Why did the campaign come about?
We travelled to La Palma in September 2021 full of energy and enthusiasm, excited at the prospect of covering a live eruption on our doorstep.
But very quickly we saw at first hand the human scale of this volcanic emergency. Families that had spent generations building homes and business on top of old lava flows saw their houses and plantations wiped out at a stroke. Others had the daily agony of wondering which way the flows would travel next and whether their houses would be safe. Families lived nomadic existences, squashed together with several generations sharing small spaces, often moving to different locations throughout the emergency to ease the burden on one family member or another who had offered to share their home. Tight-knit communities were torn apart and people spent sleepless nights with the stress of daily earthquakes, gases, ash and explosions.
Over and beyond our commitment to document and contextualise the eruption, we felt an urgent need to contribute in a more direct way.
We met Samuel Cáceres Leal on a rooftop in La Laguna during one of our early live Instagram broadcasts with some of our GeoInterns. He was standing photographing the eruption but he himself was torn: as a photographer, he felt compelled to turn his lens to the volcano. But as a resident, with a home in the path of the volcano, he couldn’t enjoy his photographs.
So we worked out a plan to put his photos to good use: by publishing his photos we could keep talking about the eruption long after news crews had gone home, raising awareness and encouraging our followers to make a donation if they were in a position to do so. And we invited outlets to buy them and contribute to the fund. That way we could all help. The SamuLaPalma campaign was born.
Throughout the eruption, we crowdfunded donations for those affected by the Volcano through the SamuLaPalma JustGiving campaign. The campain closed in February 2022, although you can still visit the campaign page to read more about where our funds have been distributed: (https://justgiving.com/crowdfunding/samulapalma)
Working alongside Samu, we identified evacuated families who were in dire need of basic home essentials to make their day to day existence a little easier. And we bought them from a local supplier, Cristobal at Mayorarte in Los Llanos – as a local, he himself had lost property to the volcano. That way, we felt, the money worked twice as hard: buying appliances for needy families and supporting a local business.

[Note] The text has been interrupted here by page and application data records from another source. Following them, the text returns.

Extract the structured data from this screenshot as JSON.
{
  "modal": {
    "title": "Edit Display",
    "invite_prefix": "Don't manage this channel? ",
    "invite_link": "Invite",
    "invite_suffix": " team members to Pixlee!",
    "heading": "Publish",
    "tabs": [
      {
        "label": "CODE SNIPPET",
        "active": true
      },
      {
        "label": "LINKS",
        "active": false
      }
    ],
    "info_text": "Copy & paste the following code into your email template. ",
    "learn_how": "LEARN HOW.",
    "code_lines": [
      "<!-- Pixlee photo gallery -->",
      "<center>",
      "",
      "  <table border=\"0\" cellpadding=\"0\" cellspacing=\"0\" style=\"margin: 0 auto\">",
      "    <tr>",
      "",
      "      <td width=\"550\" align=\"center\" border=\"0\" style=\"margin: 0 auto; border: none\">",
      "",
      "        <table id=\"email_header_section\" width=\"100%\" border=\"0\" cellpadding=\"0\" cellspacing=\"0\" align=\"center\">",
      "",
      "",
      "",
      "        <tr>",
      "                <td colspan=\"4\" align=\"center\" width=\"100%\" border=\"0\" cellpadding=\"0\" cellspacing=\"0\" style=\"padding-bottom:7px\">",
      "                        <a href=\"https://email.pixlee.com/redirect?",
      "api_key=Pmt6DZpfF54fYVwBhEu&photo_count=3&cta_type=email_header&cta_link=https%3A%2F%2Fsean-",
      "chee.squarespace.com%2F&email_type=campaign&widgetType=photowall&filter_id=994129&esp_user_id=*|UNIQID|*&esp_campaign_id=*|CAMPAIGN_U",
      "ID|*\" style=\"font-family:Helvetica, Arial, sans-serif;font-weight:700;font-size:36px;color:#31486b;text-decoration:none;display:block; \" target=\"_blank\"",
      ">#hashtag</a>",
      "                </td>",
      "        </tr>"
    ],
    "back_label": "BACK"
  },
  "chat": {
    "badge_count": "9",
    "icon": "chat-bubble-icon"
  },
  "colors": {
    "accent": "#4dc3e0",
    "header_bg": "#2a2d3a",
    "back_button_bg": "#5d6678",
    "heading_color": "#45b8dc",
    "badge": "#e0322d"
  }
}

Below is a heartfelt interview we conducted with Samu in January 2022, talking about how his life has changed because of the eruption, and what his hopes are for reconstruction.
We also worked closely with the La Laguna infant school whose premises had been invaded by the lava. These brave 3-9 year old children lived with the daily stress of the eruption, the noise, the earthquakes, and had been relocated to a temporary school in los Llanos, several kilometres away from their original school. We ran the FFP2 campaign encouraging them and their families to wear a mask for protection from the ash and distributed care packs with seasonal gifts, care messages with adult and child-sized masks. Each pack had a little wooden heart with an individually hand-drawn message and design.
Our junior volcanologist Ben Ireland answered all their questions – first up, a 4-year-old asking what, exactly, is volcanic lightning?
We will continue to work with the school in the coming weeks and months and running initiatives to ensure they are supported long into the future. Among our aspirations is making links to the affected schools in La Palma with other schools across Europe, encouraging forward collaboration. We also hope to use our existing networks of geoscience experts across the Canary Islands to foster geoscience education in schools.
At Christmas we ran a raffle for a free week’s holiday at our historic HQ in Tenerife, a 4-bed property with infinity pool and panoramic views to the sea. We ran the draw live on Instagram on New Year’s Eve.
We are still collecting and distributing donations for those affected by the eruption, which are being distributed through the Tierra Bonita campaign to ensure the funds get directed to where they are most needed. You can read more about the Tierra Bonita campaign and their objectives here: https://asociaciontierrabonita.org/.
The SamuLaPalma Campaign was run for three months through JustGiving before the donations were collected and distributed. This table details the dates, amounts, recipients and reasons for the distribution of funds, up to August 2022. The remaining donations not yet spent will be distributed among those who lost their homes and spoke to us as part of our “Lava Bombs” documentary.